Partition Shapes Equal Sizes
partition of shapes | equal size partition | figure division into equal shares | this game features the partition of shapes into equal shares. it provides a clear view on differentiating between equal size partitions of figures and unequal size shapes One of The toughest part of classroom teaching is always keeping the focus of students, but Traffic Shape Partitions is a sure cure for any student having a difficult time keeping attention on learning to identify halves and fourths in partition-based problems! Traffic Shape Partitions is a game built around the idea of an intense, time sensitive game structured to help students in the First Grade study and practice identifying the difference between halves and quarter partitions. The game works like this: The player is shown an image of a shape made into divided portions, and the player must decide whether the image is divided into halves or fourths. This question is listed at the top of the screen, and below is an image of a busy highway with trucks driving past with answers on their top. When the player decides on the answer to the question, they must drag the mouse and click the truck displaying the correct answer on their top. If the answer if correct, the player earns a point! If the player answers wrong, it means Game Over. Points will add up with every correct answer, letting students know how well they are improving, and which areas require improvement. Traffic Shape Partitions is an excellent tool for first grade math students because the game offers math questions that can be easily answered if using proper mental math. Combined with the swiftly moving traffic driving across the screen, players are forced to use proper mental math skills in order to answer the question properly and earn a point! Players will always know if they have answered correctly as the truck will explode with a festive and exciting series of colors!
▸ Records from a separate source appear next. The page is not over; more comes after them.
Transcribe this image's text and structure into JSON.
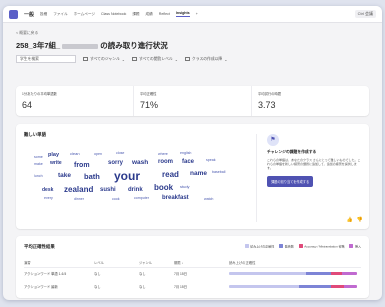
{
  "topbar": {
    "title": "一般",
    "tabs": [
      "投稿",
      "ファイル",
      "ホームページ",
      "Class Notebook",
      "課題",
      "成績",
      "Reflect",
      "Insights",
      "+"
    ],
    "active_tab": "Insights",
    "right_btn": "Ctrl 会議"
  },
  "header": {
    "back": "< 概要に戻る",
    "title_prefix": "258_3年7組_",
    "title_suffix": "の読み取り進行状況"
  },
  "filters": {
    "search_placeholder": "学生を検索",
    "genre": "すべてのジャンル",
    "level": "すべての閲覧レベル",
    "class": "クラスの作成以降"
  },
  "stats": [
    {
      "label": "1分あたりの平均単語数",
      "value": "64"
    },
    {
      "label": "平均正確性",
      "value": "71%"
    },
    {
      "label": "平均試行の時間",
      "value": "3.73"
    }
  ],
  "words_card": {
    "title": "難しい単語",
    "words": [
      "some",
      "play",
      "clean",
      "open",
      "close",
      "where",
      "english",
      "make",
      "write",
      "from",
      "sorry",
      "wash",
      "room",
      "face",
      "speak",
      "lunch",
      "take",
      "bath",
      "your",
      "read",
      "name",
      "baseball",
      "desk",
      "zealand",
      "sushi",
      "drink",
      "book",
      "study",
      "every",
      "dinner",
      "cook",
      "computer",
      "breakfast",
      "watch"
    ],
    "side_title": "チャレンジの課題を作成する",
    "side_desc": "これらの単語は、あなたのクラス さんにとって難しいものでした。これらの単語を新しい練習の課題に追加して、追加の練習を提供します。",
    "side_button": "課題の割り当てを作成する"
  },
  "table_card": {
    "title": "平均正確性結果",
    "legend": [
      {
        "label": "読み上げの正確性",
        "color": "#c4c6ee"
      },
      {
        "label": "発音数",
        "color": "#7d84d6"
      },
      {
        "label": "Accuracy / Mistranslation 省略",
        "color": "#e04a7a"
      },
      {
        "label": "挿入",
        "color": "#c06ad0"
      }
    ],
    "headers": [
      "演習",
      "レベル",
      "ジャンル",
      "期限 ↓",
      "読み上げの正確性"
    ],
    "rows": [
      {
        "name": "アクションワード 単語 1-6.5",
        "level": "なし",
        "genre": "なし",
        "due": "7月 15日",
        "bar": [
          0.6,
          0.2,
          0.08,
          0.12
        ]
      },
      {
        "name": "アクションワード 最新",
        "level": "なし",
        "genre": "なし",
        "due": "7月 15日",
        "bar": [
          0.55,
          0.25,
          0.1,
          0.1
        ]
      }
    ]
  }
}
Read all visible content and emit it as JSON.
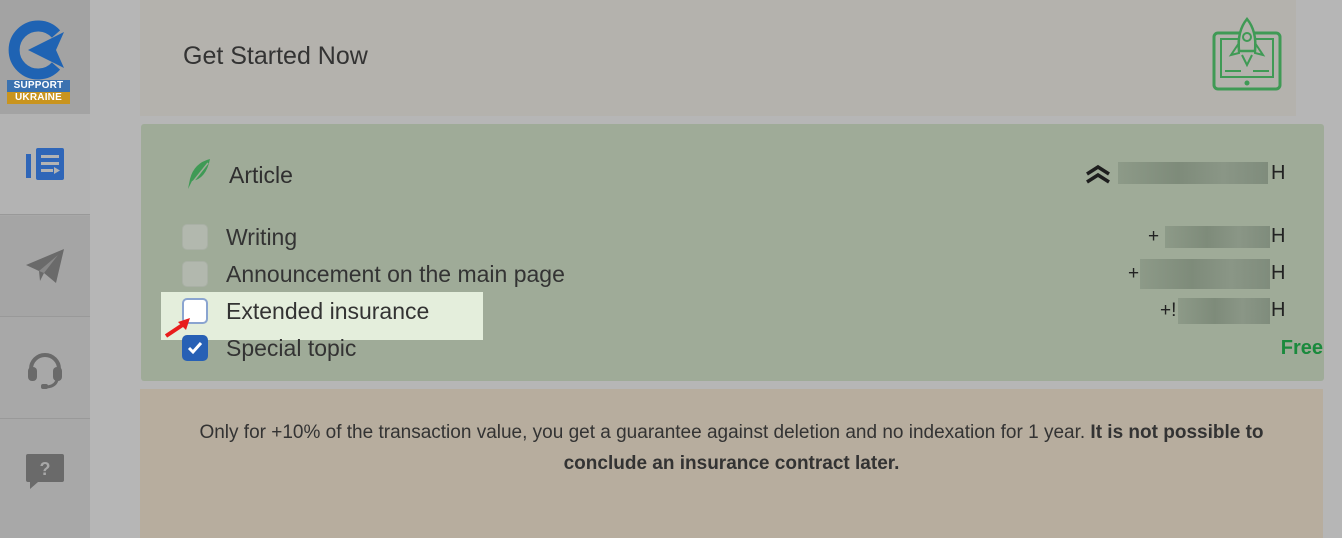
{
  "logo": {
    "line1": "SUPPORT",
    "line2": "UKRAINE"
  },
  "sidebar": {
    "items": [
      {
        "icon": "article-list-icon",
        "active": true
      },
      {
        "icon": "paper-plane-icon"
      },
      {
        "icon": "headset-icon"
      },
      {
        "icon": "help-question-icon",
        "glyph": "?"
      }
    ]
  },
  "header": {
    "title": "Get Started Now",
    "icon": "rocket-laptop-icon"
  },
  "article": {
    "title": "Article",
    "currency": "H",
    "options": [
      {
        "label": "Writing",
        "checked": false,
        "prefix": "+",
        "currency": "H"
      },
      {
        "label": "Announcement on the main page",
        "checked": false,
        "prefix": "+",
        "currency": "H"
      },
      {
        "label": "Extended insurance",
        "checked": false,
        "prefix": "+!",
        "currency": "H",
        "highlighted": true
      },
      {
        "label": "Special topic",
        "checked": true,
        "price": "Free"
      }
    ]
  },
  "info": {
    "text": "Only for +10% of the transaction value, you get a guarantee against deletion and no indexation for 1 year. ",
    "bold": "It is not possible to conclude an insurance contract later."
  },
  "colors": {
    "accent": "#2760b5",
    "free": "#1a8a3d",
    "highlight": "#e4eedc"
  }
}
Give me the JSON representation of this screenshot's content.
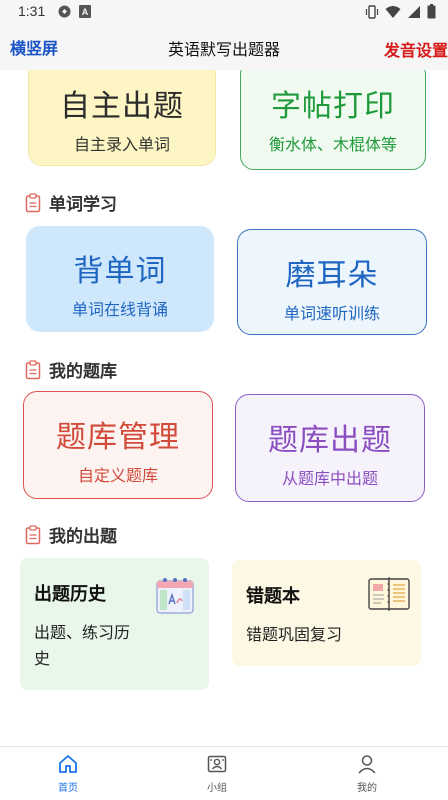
{
  "status_bar": {
    "time": "1:31",
    "icons": [
      "sync-icon",
      "a-badge-icon",
      "vibrate-icon",
      "wifi-icon",
      "signal-icon",
      "battery-icon"
    ]
  },
  "app_bar": {
    "left_action": "横竖屏",
    "title": "英语默写出题器",
    "right_action": "发音设置"
  },
  "cards_top": [
    {
      "title": "自主出题",
      "subtitle": "自主录入单词",
      "bg": "#fdf6c4",
      "border": "#f0e9a7",
      "color": "#2b2b2b"
    },
    {
      "title": "字帖打印",
      "subtitle": "衡水体、木棍体等",
      "bg": "#f1faf1",
      "border": "#49a75c",
      "color": "#1f9a3a"
    }
  ],
  "sections": [
    {
      "label": "单词学习"
    },
    {
      "label": "我的题库"
    },
    {
      "label": "我的出题"
    }
  ],
  "cards_study": [
    {
      "title": "背单词",
      "subtitle": "单词在线背诵",
      "bg": "#cfe7fb",
      "color": "#1f66c2"
    },
    {
      "title": "磨耳朵",
      "subtitle": "单词速听训练",
      "bg": "#eef6fd",
      "border": "#3a74c4",
      "color": "#1f66c2"
    }
  ],
  "cards_bank": [
    {
      "title": "题库管理",
      "subtitle": "自定义题库",
      "bg": "#fdf4f2",
      "border": "#d9534f",
      "color": "#d14a3a"
    },
    {
      "title": "题库出题",
      "subtitle": "从题库中出题",
      "bg": "#f6f2fb",
      "border": "#8e5cc4",
      "color": "#8a4ec0"
    }
  ],
  "cards_mine": [
    {
      "title": "出题历史",
      "description": [
        "出题、练习历",
        "史"
      ],
      "bg": "#e9f6ea"
    },
    {
      "title": "错题本",
      "description": [
        "错题巩固复习"
      ],
      "bg": "#fdf8e4"
    }
  ],
  "tab_bar": {
    "items": [
      {
        "label": "首页",
        "icon": "home-icon",
        "active": true
      },
      {
        "label": "小组",
        "icon": "group-icon",
        "active": false
      },
      {
        "label": "我的",
        "icon": "user-icon",
        "active": false
      }
    ],
    "active_color": "#1a73e8",
    "inactive_color": "#555555"
  }
}
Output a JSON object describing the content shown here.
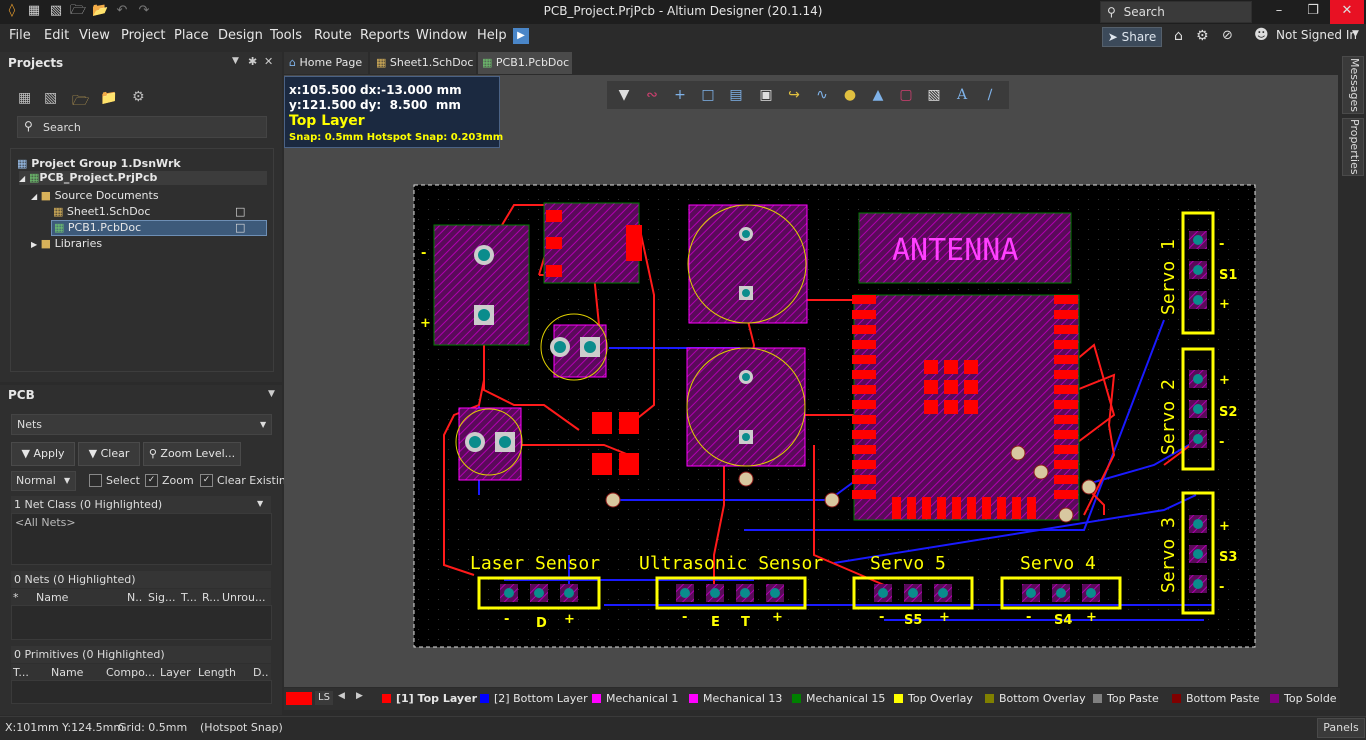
{
  "titlebar": {
    "title": "PCB_Project.PrjPcb - Altium Designer (20.1.14)",
    "search_placeholder": "Search"
  },
  "menu": [
    "File",
    "Edit",
    "View",
    "Project",
    "Place",
    "Design",
    "Tools",
    "Route",
    "Reports",
    "Window",
    "Help"
  ],
  "menu_right": {
    "share": "Share",
    "account": "Not Signed In"
  },
  "projects_panel": {
    "title": "Projects",
    "search_placeholder": "Search",
    "tree": {
      "group": "Project Group 1.DsnWrk",
      "project": "PCB_Project.PrjPcb",
      "source_docs": "Source Documents",
      "sheet": "Sheet1.SchDoc",
      "pcb": "PCB1.PcbDoc",
      "libraries": "Libraries"
    }
  },
  "pcb_panel": {
    "title": "PCB",
    "mode": "Nets",
    "apply": "Apply",
    "clear": "Clear",
    "zoom_level": "Zoom Level...",
    "highlight_mode": "Normal",
    "select": "Select",
    "zoom": "Zoom",
    "clear_existing": "Clear Existin",
    "net_class_header": "1 Net Class (0 Highlighted)",
    "net_class_item": "<All Nets>",
    "nets_header": "0 Nets (0 Highlighted)",
    "nets_columns": [
      "*",
      "Name",
      "N..",
      "Sig...",
      "T...",
      "R...",
      "Unrou..."
    ],
    "primitives_header": "0 Primitives (0 Highlighted)",
    "primitives_columns": [
      "T...",
      "Name",
      "Compo...",
      "Layer",
      "Length",
      "D.."
    ]
  },
  "doc_tabs": [
    "Home Page",
    "Sheet1.SchDoc",
    "PCB1.PcbDoc"
  ],
  "coord_box": {
    "x": "x:105.500",
    "dx": "dx:-13.000  mm",
    "y": "y:121.500",
    "dy": "dy:  8.500  mm",
    "layer": "Top Layer",
    "snap": "Snap: 0.5mm Hotspot Snap: 0.203mm"
  },
  "board_labels": {
    "antenna": "ANTENNA",
    "laser": "Laser  Sensor",
    "ultrasonic": "Ultrasonic  Sensor",
    "servo5": "Servo  5",
    "servo4": "Servo  4",
    "servo1": "Servo  1",
    "servo2": "Servo  2",
    "servo3": "Servo  3",
    "s1": "S1",
    "s2": "S2",
    "s3": "S3",
    "s4": "S4",
    "s5": "S5",
    "minus": "-",
    "plus": "+",
    "d": "D",
    "e": "E",
    "t": "T"
  },
  "layer_bar": {
    "ls": "LS",
    "layers": [
      {
        "name": "[1] Top Layer",
        "color": "#ff0000"
      },
      {
        "name": "[2] Bottom Layer",
        "color": "#0000ff"
      },
      {
        "name": "Mechanical 1",
        "color": "#ff00ff"
      },
      {
        "name": "Mechanical 13",
        "color": "#ff00ff"
      },
      {
        "name": "Mechanical 15",
        "color": "#008000"
      },
      {
        "name": "Top Overlay",
        "color": "#ffff00"
      },
      {
        "name": "Bottom Overlay",
        "color": "#808000"
      },
      {
        "name": "Top Paste",
        "color": "#808080"
      },
      {
        "name": "Bottom Paste",
        "color": "#800000"
      },
      {
        "name": "Top Solde",
        "color": "#800080"
      }
    ]
  },
  "statusbar": {
    "coords": "X:101mm Y:124.5mm",
    "grid": "Grid: 0.5mm",
    "snap": "(Hotspot Snap)",
    "panels": "Panels"
  },
  "right_tabs": [
    "Messages",
    "Properties"
  ]
}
Play now! Hence, if your liked your kid's experience while playing this game, please credit our website by linking back to it, or check other math resources Here.